ErgoWorks chose to feature their PDF, “Keep Who You Hire: Increase Retention of New Employees,” as their lead magnet. This is a short guide that walks potential clients through some easy ways they can reduce employee turnover, which is a common problem that HR Managers face. And HR Managers represent a large portion of ErgoWorks’ target market.

Once you have your reader’s email address, you can stay connected with them even if they’re not ready to buy immediately. 

10. Junk Drawer (Footer)

Junk Drawer

Remember when we said to keep the navigation simple? That’s because the place for all your additional pages and links are right here in the footer, AKA the Junk Drawer. This is a key design decision, as it ensures that you’re not distracting readers with too many options in the top navigation.

The idea is that the reader will scroll down the page and read the copy instead of jumping around your website.

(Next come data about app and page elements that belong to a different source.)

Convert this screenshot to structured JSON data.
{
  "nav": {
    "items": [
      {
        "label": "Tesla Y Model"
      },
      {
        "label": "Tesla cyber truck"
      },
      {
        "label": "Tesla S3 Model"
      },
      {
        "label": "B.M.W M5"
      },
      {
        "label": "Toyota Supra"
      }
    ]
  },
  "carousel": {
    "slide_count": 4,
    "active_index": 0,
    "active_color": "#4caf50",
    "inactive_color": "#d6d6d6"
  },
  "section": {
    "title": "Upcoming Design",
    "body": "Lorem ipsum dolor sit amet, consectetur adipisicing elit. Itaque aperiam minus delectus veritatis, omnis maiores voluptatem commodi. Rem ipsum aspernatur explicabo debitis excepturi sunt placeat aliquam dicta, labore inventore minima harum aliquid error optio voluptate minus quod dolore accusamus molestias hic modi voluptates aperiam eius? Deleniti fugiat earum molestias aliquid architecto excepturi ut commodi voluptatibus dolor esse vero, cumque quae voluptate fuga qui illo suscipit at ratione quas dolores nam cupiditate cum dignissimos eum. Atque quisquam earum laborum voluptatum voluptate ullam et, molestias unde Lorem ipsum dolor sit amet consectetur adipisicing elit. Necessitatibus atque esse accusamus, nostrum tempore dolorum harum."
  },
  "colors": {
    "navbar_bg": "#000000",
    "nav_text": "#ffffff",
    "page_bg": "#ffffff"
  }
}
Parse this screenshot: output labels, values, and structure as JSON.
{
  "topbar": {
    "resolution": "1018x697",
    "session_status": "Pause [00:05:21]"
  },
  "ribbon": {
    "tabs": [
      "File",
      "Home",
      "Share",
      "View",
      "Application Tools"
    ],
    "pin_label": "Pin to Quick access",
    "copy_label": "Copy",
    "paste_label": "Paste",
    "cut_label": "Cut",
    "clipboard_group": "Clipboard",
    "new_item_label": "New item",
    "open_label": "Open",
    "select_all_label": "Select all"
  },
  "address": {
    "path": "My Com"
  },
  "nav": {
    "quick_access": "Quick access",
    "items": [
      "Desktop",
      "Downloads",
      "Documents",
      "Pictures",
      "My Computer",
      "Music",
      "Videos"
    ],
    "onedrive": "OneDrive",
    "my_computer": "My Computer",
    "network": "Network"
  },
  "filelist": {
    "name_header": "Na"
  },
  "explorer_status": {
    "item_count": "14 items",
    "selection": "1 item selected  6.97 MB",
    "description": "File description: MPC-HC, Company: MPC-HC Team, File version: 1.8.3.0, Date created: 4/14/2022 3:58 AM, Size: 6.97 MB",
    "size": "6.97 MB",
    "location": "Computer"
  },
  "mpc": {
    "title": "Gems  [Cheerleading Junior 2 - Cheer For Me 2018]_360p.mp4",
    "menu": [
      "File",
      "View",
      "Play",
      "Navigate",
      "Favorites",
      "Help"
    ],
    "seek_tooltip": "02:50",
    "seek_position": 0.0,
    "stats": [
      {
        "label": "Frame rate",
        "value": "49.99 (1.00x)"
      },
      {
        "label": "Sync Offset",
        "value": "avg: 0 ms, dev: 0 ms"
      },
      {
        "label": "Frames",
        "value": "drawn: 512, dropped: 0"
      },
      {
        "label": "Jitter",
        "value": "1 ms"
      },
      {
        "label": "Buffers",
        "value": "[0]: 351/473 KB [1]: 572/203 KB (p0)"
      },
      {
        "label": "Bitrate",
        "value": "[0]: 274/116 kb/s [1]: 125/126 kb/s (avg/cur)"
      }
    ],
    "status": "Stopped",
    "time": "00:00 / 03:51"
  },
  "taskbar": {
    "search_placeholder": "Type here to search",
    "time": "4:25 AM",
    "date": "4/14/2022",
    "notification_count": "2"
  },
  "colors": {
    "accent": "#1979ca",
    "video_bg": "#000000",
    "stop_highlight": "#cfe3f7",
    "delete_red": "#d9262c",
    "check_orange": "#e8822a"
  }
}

So go ahead and add your internal page links, privacy policy, social media links, copyright info, and anything else your little heart desires!

So… What’s Your Brand’s Story? 

Interested in how using the StoryBrand framework could give your homepage new life? At Wild Fig Marketing, we’re StoryBrand certified and ready to help you simplify your brand’s message to capture your audience’s attention. Schedule a discovery call with us today to talk to us about incorporating StoryBrand into your website! 

Exploratory Call Inline Promo - Jen 15 minutes


How To Create a One-Liner Using the StoryBrand Framework (and How To Use It)

How To Create a One-Liner Using the StoryBrand Framework (and How To Use It)

Ever tripped over your tongue when trying to explain what you do at a networking event or cocktail party?

Read More
Business Storytelling for Your Website: How To Write an Effective About Us Page

Business Storytelling for Your Website: How To Write an Effective About Us Page

Raise your hand if you thought your website’s About Us page wasn’t an important part of your content strategy. 🙋‍♀️

Read More